### Task item
Word by word and line by line, write out all of the records.

[Extracted data entries]
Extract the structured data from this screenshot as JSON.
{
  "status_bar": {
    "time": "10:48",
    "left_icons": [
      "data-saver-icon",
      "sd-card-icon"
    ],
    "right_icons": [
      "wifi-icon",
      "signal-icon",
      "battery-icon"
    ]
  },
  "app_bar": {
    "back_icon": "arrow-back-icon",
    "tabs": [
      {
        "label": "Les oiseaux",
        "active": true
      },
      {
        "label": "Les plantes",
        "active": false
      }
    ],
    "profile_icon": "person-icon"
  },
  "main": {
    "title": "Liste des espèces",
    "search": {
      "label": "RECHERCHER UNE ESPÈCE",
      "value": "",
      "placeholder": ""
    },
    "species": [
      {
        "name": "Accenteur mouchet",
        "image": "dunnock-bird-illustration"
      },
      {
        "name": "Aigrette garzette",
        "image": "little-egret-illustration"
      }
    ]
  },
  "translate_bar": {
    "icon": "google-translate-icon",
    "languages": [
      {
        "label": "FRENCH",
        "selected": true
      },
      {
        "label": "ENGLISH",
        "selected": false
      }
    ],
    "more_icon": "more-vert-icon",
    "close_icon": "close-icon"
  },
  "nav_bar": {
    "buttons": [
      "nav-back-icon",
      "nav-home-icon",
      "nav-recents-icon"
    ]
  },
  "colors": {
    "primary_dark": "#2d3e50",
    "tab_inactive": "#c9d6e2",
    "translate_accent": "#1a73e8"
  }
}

### Answer to the exercise
Extract the structured data from this screenshot as JSON.
{
  "status_bar": {
    "time": "10:48",
    "left_icons": [
      "data-saver-icon",
      "sd-card-icon"
    ],
    "right_icons": [
      "wifi-icon",
      "signal-icon",
      "battery-icon"
    ]
  },
  "app_bar": {
    "back_icon": "arrow-back-icon",
    "tabs": [
      {
        "label": "Les oiseaux",
        "active": true
      },
      {
        "label": "Les plantes",
        "active": false
      }
    ],
    "profile_icon": "person-icon"
  },
  "main": {
    "title": "Liste des espèces",
    "search": {
      "label": "RECHERCHER UNE ESPÈCE",
      "value": "",
      "placeholder": ""
    },
    "species": [
      {
        "name": "Accenteur mouchet",
        "image": "dunnock-bird-illustration"
      },
      {
        "name": "Aigrette garzette",
        "image": "little-egret-illustration"
      }
    ]
  },
  "translate_bar": {
    "icon": "google-translate-icon",
    "languages": [
      {
        "label": "FRENCH",
        "selected": true
      },
      {
        "label": "ENGLISH",
        "selected": false
      }
    ],
    "more_icon": "more-vert-icon",
    "close_icon": "close-icon"
  },
  "nav_bar": {
    "buttons": [
      "nav-back-icon",
      "nav-home-icon",
      "nav-recents-icon"
    ]
  },
  "colors": {
    "primary_dark": "#2d3e50",
    "tab_inactive": "#c9d6e2",
    "translate_accent": "#1a73e8"
  }
}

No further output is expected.